Related In: Results  -  Collection

License
Show All Figures
getmorefigures.php?uid=PMC3643574&req=5

gkt155-F5: Illustration of the relationship between the analytical estimates of (x-axis) and that measured across 1000 simulations (y-axis) of aCGH profiles containing only passenger events. (A) We fix the kernel width to be small (40 kb) and the SNR at 1 to represent measurement noise. We vary the number of samples to aggregate for each simulation experiment. (B) A similar experiment on simulated aCGH profiles where we added no measurement noise () and therefore effectively work with segmented samples. The black line depicts the result obtained when using cyclic permutation to create a hypothesis on the glioma dataset. (C) The number of simulated samples to aggregate is fixed at 100 and the kernel width is varied, showing good theoretical predictions for all kernels. The black line indicates the mean number of events detected when we apply multi-scale selection. (D) Similar results are depicted when using cyclic permutations to create a hypothesis on the glioma dataset. The genome size for the simulated data is only bps, whereas the glioma dataset consists of all probes stretching from chromosome 1 to 22. Error bars indicate the standard error of the empirical .
Mentions: Finally, the union of all the remaining significant regions across all scales represents the recurring events in the data. This multi-scale procedure will more likely merge events that appear on the smallest scale than create new ones on a larger scale. This enables us to keep control over the number of detected events (see the supplementary section entitled ‘Details on multi-scale detection’ and Figure 5).

Bottom Line: The method does not require segmentation or calling on the input dataset and therefore reduces the potential loss of information due to discretization.An important characteristic of the approach is that the error rate is controlled across all scales and that the algorithm outputs a single profile of significant events selected from the appropriate scales.Importantly, ADMIRE detects focal events that are missed by GISTIC, including two events involving known glioma tumor-suppressor genes: CDKN2C and NF1.

View Article: PubMed Central - PubMed

Affiliation: Bioinformatics and Statistics group, Division of Molecular Carcinogenesis, The Netherlands Cancer Institute, Plesmanlaan 121, 1066 CX Amsterdam, The Netherlands.

ABSTRACT
Tumor formation is partially driven by DNA copy number changes, which are typically measured using array comparative genomic hybridization, SNP arrays and DNA sequencing platforms.
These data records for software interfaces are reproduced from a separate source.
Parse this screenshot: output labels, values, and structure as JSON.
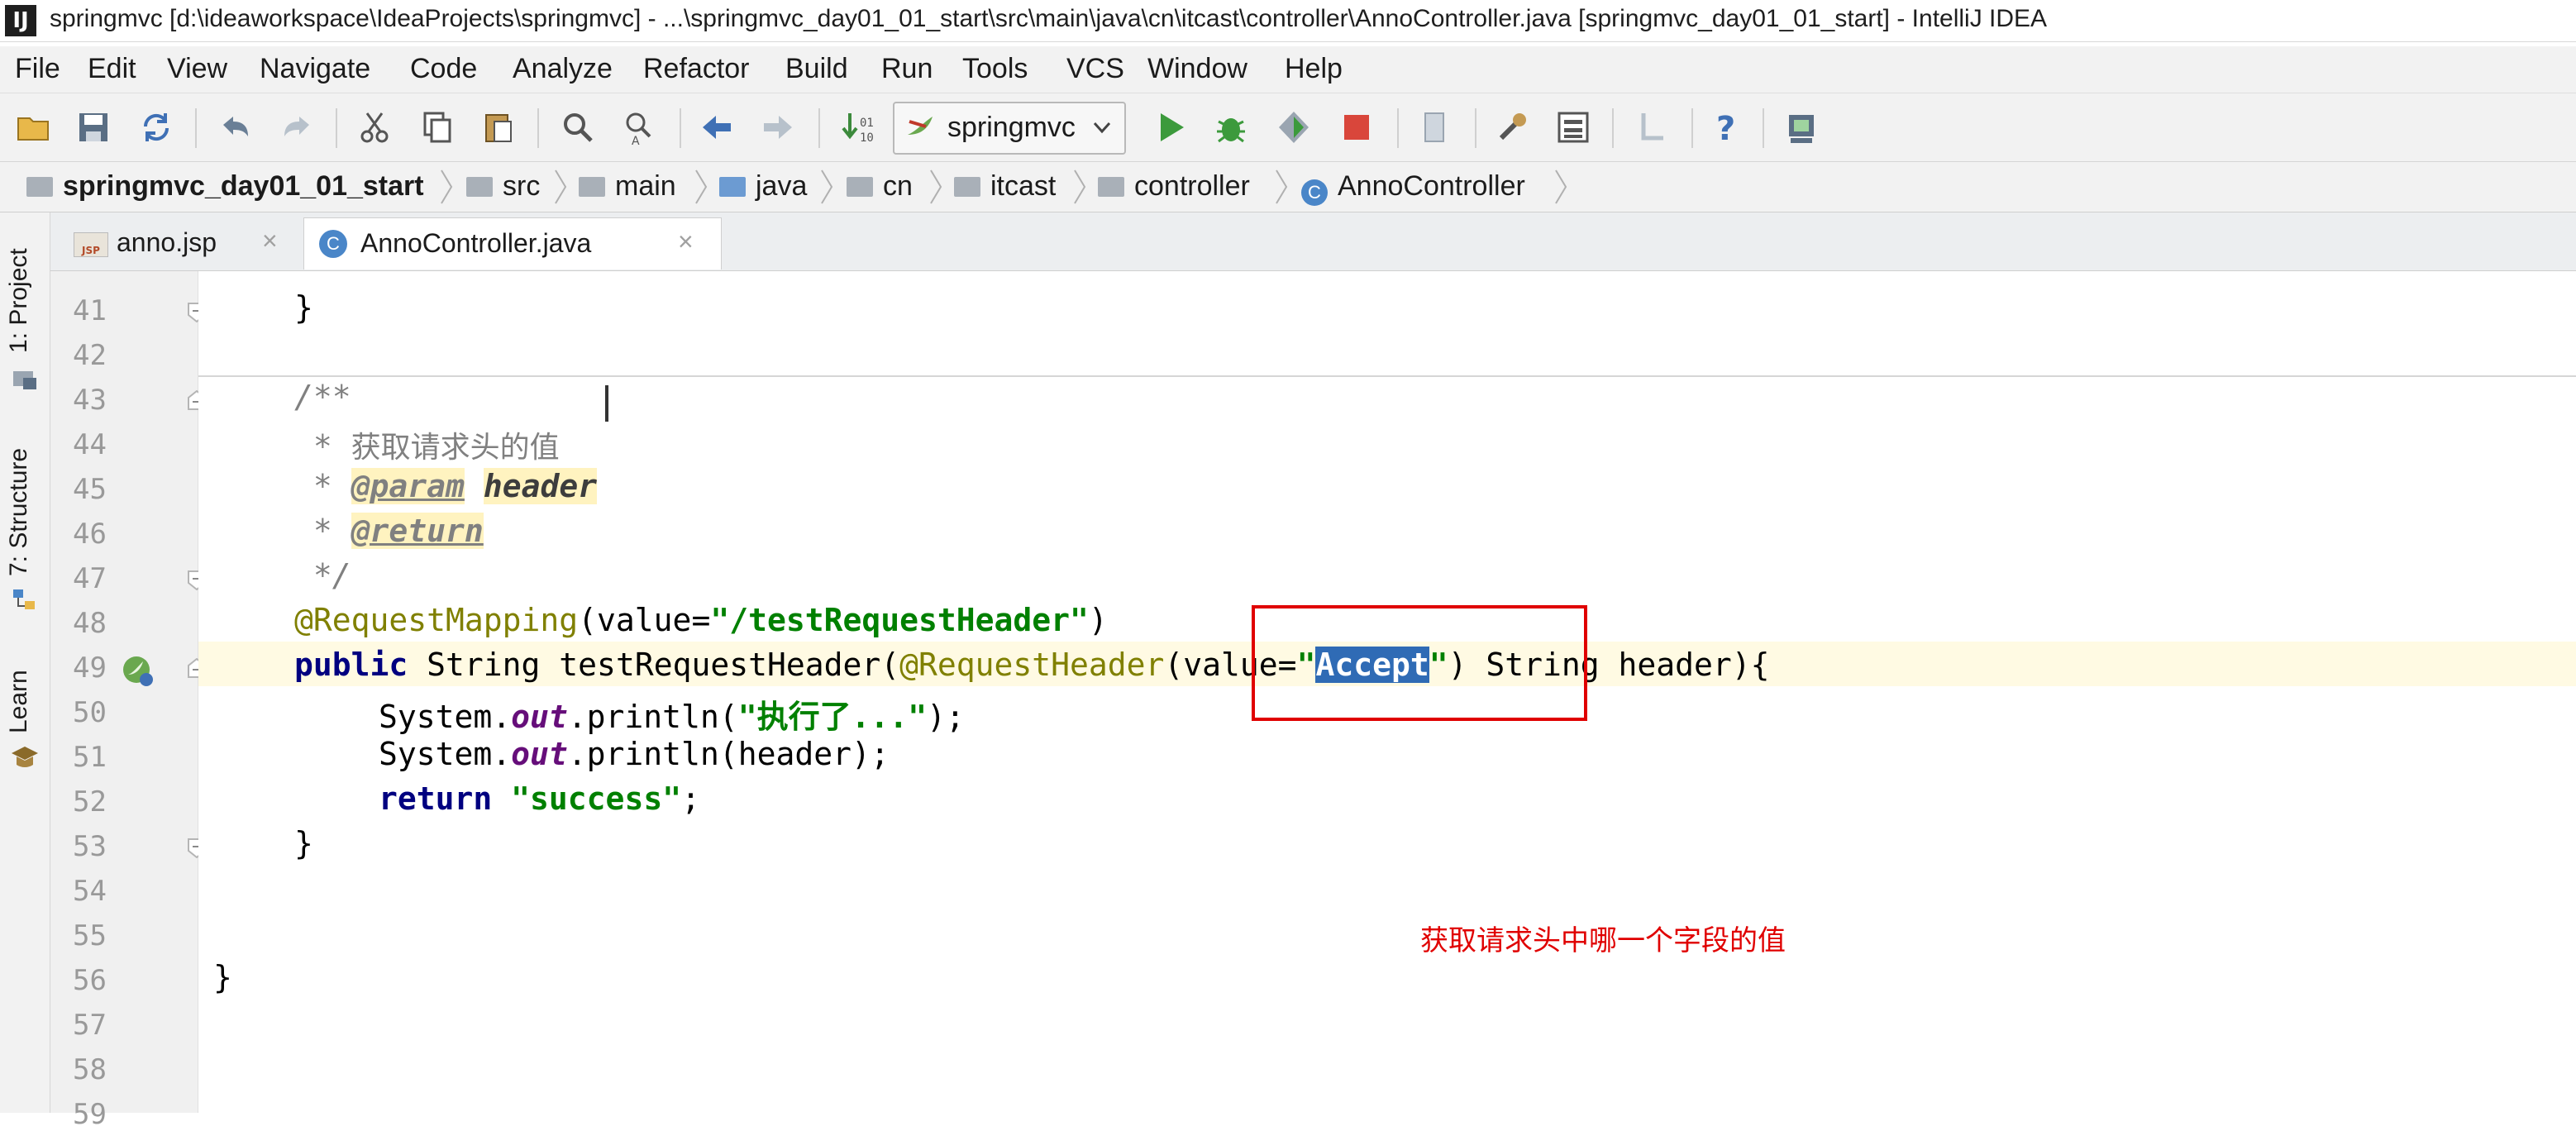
{
  "window": {
    "logo": "IJ",
    "title": "springmvc [d:\\ideaworkspace\\IdeaProjects\\springmvc] - ...\\springmvc_day01_01_start\\src\\main\\java\\cn\\itcast\\controller\\AnnoController.java [springmvc_day01_01_start] - IntelliJ IDEA"
  },
  "menu": [
    "File",
    "Edit",
    "View",
    "Navigate",
    "Code",
    "Analyze",
    "Refactor",
    "Build",
    "Run",
    "Tools",
    "VCS",
    "Window",
    "Help"
  ],
  "toolbar": {
    "run_config": "springmvc",
    "icons": [
      "open-icon",
      "save-icon",
      "sync-icon",
      "undo-icon",
      "redo-icon",
      "cut-icon",
      "copy-icon",
      "paste-icon",
      "find-icon",
      "replace-icon",
      "back-icon",
      "forward-icon",
      "build-icon",
      "run-icon",
      "debug-icon",
      "coverage-icon",
      "stop-icon",
      "attach-icon",
      "settings-icon",
      "project-structure-icon",
      "vcs-icon",
      "help-icon",
      "sdk-icon"
    ]
  },
  "breadcrumb": [
    "springmvc_day01_01_start",
    "src",
    "main",
    "java",
    "cn",
    "itcast",
    "controller",
    "AnnoController"
  ],
  "side_tabs": [
    "1: Project",
    "7: Structure",
    "Learn"
  ],
  "tabs": [
    {
      "icon": "JSP",
      "label": "anno.jsp",
      "active": false
    },
    {
      "icon": "C",
      "label": "AnnoController.java",
      "active": true
    }
  ],
  "editor": {
    "line_numbers": [
      "41",
      "42",
      "43",
      "44",
      "45",
      "46",
      "47",
      "48",
      "49",
      "50",
      "51",
      "52",
      "53",
      "54",
      "55",
      "56",
      "57",
      "58",
      "59"
    ],
    "lines": {
      "l41": "}",
      "l43": "/**",
      "l44a": " * ",
      "l44b": "获取请求头的值",
      "l45a": " * ",
      "l45b": "@param",
      "l45c": "header",
      "l46a": " * ",
      "l46b": "@return",
      "l47": " */",
      "l48a": "@RequestMapping",
      "l48b": "(value=",
      "l48c": "\"/testRequestHeader\"",
      "l48d": ")",
      "l49a": "public",
      "l49b": " String testRequestHeader(",
      "l49c": "@RequestHeader",
      "l49d": "(value=",
      "l49e": "\"",
      "l49f": "Accept",
      "l49g": "\"",
      "l49h": ") String header){",
      "l50a": "System.",
      "l50b": "out",
      "l50c": ".println(",
      "l50d": "\"执行了...\"",
      "l50e": ");",
      "l51a": "System.",
      "l51b": "out",
      "l51c": ".println(header);",
      "l52a": "return",
      "l52b": "\"success\"",
      "l52c": ";",
      "l53": "}",
      "l56": "}"
    },
    "note": "获取请求头中哪一个字段的值"
  },
  "colors": {
    "keyword": "#000080",
    "annotation": "#808000",
    "string": "#008000",
    "comment": "#808080",
    "highlight_box": "#e00000",
    "selection": "#2f6bb5"
  }
}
Many techniques are available for detecting recurring aberrations across multiple tumor samples, including CMAR, STAC, GISTIC and KC-SMART. GISTIC is widely used and detects both broad and focal (potentially overlapping) recurring events. However, GISTIC performs false discovery rate control on probes instead of events. Here we propose Analytical Multi-scale Identification of Recurrent Events, a multi-scale Gaussian smoothing approach, for the detection of both broad and focal (potentially overlapping) recurring copy number alterations. Importantly, false discovery rate control is performed analytically (no need for permutations) on events rather than probes. The method does not require segmentation or calling on the input dataset and therefore reduces the potential loss of information due to discretization. An important characteristic of the approach is that the error rate is controlled across all scales and that the algorithm outputs a single profile of significant events selected from the appropriate scales. We perform extensive simulations and showcase its utility on a glioblastoma SNP array dataset. Importantly, ADMIRE detects focal events that are missed by GISTIC, including two events involving known glioma tumor-suppressor genes: CDKN2C and NF1.

Show MeSH
Related in: MedlinePlus